@bayes
february 2015 by tdhopper

A Compendium of Conjugate Priors

february 2015 by tdhopper

This report reviews conjugate priors and priors closed under sampling for a variety of data

generating processes where the prior distributions are univariate, bivariate, and multivariate.

The effects of transformations on conjugate prior relationships are considered and cases where

conjugate prior relationships can be applied under transformations are identified. Univariate

and bivariate prior relationships are verified using Monte Carlo methods.

@bayes
generating processes where the prior distributions are univariate, bivariate, and multivariate.

The effects of transformations on conjugate prior relationships are considered and cases where

conjugate prior relationships can be applied under transformations are identified. Univariate

and bivariate prior relationships are verified using Monte Carlo methods.

february 2015 by tdhopper

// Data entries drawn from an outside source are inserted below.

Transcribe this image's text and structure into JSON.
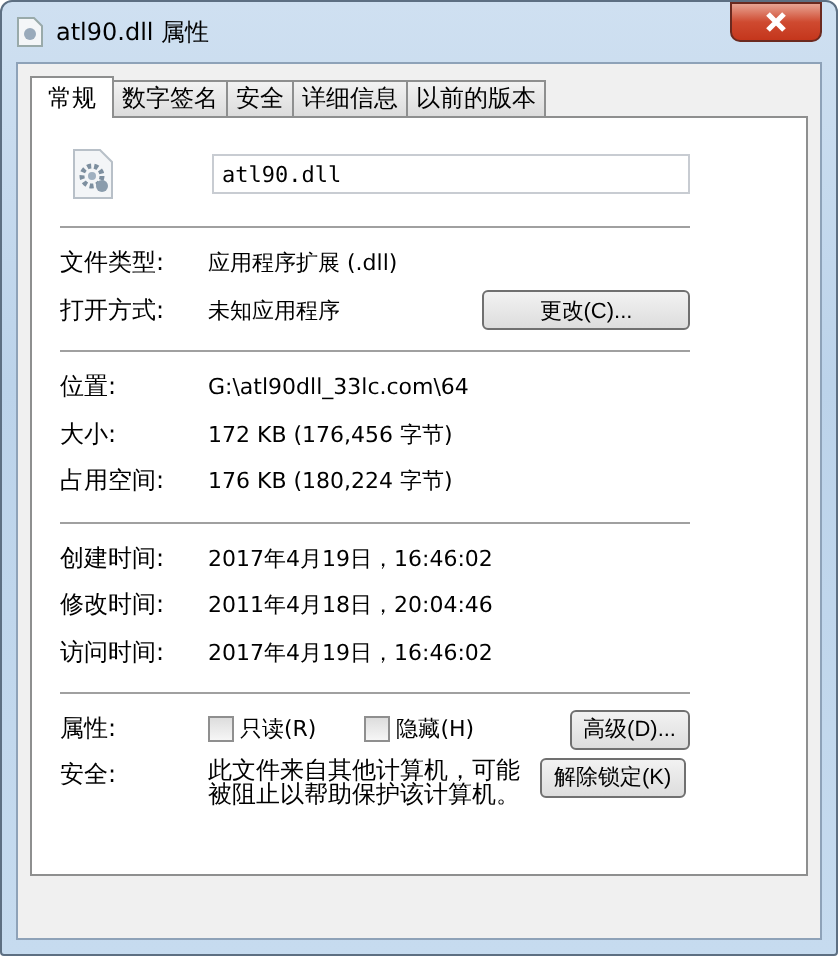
{
  "window": {
    "title": "atl90.dll 属性"
  },
  "tabs": [
    {
      "label": "常规",
      "selected": true
    },
    {
      "label": "数字签名",
      "selected": false
    },
    {
      "label": "安全",
      "selected": false
    },
    {
      "label": "详细信息",
      "selected": false
    },
    {
      "label": "以前的版本",
      "selected": false
    }
  ],
  "file": {
    "name": "atl90.dll"
  },
  "sections": [
    [
      {
        "label": "文件类型:",
        "value": "应用程序扩展 (.dll)"
      },
      {
        "label": "打开方式:",
        "value": "未知应用程序",
        "button": "更改(C)..."
      }
    ],
    [
      {
        "label": "位置:",
        "value": "G:\\atl90dll_33lc.com\\64"
      },
      {
        "label": "大小:",
        "value": "172 KB (176,456 字节)"
      },
      {
        "label": "占用空间:",
        "value": "176 KB (180,224 字节)"
      }
    ],
    [
      {
        "label": "创建时间:",
        "value": "2017年4月19日，16:46:02"
      },
      {
        "label": "修改时间:",
        "value": "2011年4月18日，20:04:46"
      },
      {
        "label": "访问时间:",
        "value": "2017年4月19日，16:46:02"
      }
    ]
  ],
  "attributes": {
    "label": "属性:",
    "checkboxes": [
      {
        "label": "只读(R)",
        "checked": false
      },
      {
        "label": "隐藏(H)",
        "checked": false
      }
    ],
    "button": "高级(D)..."
  },
  "security": {
    "label": "安全:",
    "text": "此文件来自其他计算机，可能被阻止以帮助保护该计算机。",
    "button": "解除锁定(K)"
  }
}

Conjugate Bayesian analysis of the Gaussian distribution

february 2015 by tdhopper

The Gaussian or normal distribution is one of the most widely used in statistics. Estimating its parameters using Bayesian inference and conjugate priors is also widely used. The use of conjugate priors allows all the results to be derived in closed form. Unfortunately, different books use different conventions on how to parameterize the various distributions (e.g., put the prior on the precision or the variance, use an inverse gamma or inverse chi-squared, etc), which can be very confusing for the student. In this report, we summarize all of the most commonly used forms. We provide detailed derivations for some of these results; the rest can be obtained by simple reparameterization. See the appendix for the definition the distributions that are used.

@bayes
february 2015 by tdhopper

The Dirichlet-Multinomial and Dirichlet-Categorical models for Bayesian inference

february 2015 by tdhopper

This document collects in one place various results for both the Dirichlet-multinomial and Dirichlet-categorical likelihood model. Both models, while simple, are actually a source of confusion because the terminology has been very sloppily overloaded on the internet. We’ll clear the confusion in this writeup.

@bayes
february 2015 by tdhopper

Slides on Conjugate Models

february 2015 by tdhopper

Detailed derivation of a normal-normal conjugate model

@bayes
february 2015 by tdhopper

Slides of MCMC for Finite Mixture Models

february 2015 by tdhopper

Gibbs sampler for normal-normal mixture model

@bayes
february 2015 by tdhopper

A tutorial on Bayesian nonparametric models

february 2015 by tdhopper

A key problem in statistical modeling is model selection, that is, how to choose a model at an appropriate level of complexity. This problem appears in many settings, most prominently in choosing the number of clusters in mixture models or the number of factors in factor analysis. In this tutorial, we describe Bayesian nonparametric methods, a class of methods that side-steps this issue by allowing the data to determine the complexity of the model. This tutorial is a high-level introduction to Bayesian nonparametric methods and contains several examples of their application,

@bayes
february 2015 by tdhopper

COS597C: Bayesian Nonparametrics

february 2015 by tdhopper

Syllabus (with links to learning materials) on Bayesian Nonparametrics

@bayes
february 2015 by tdhopper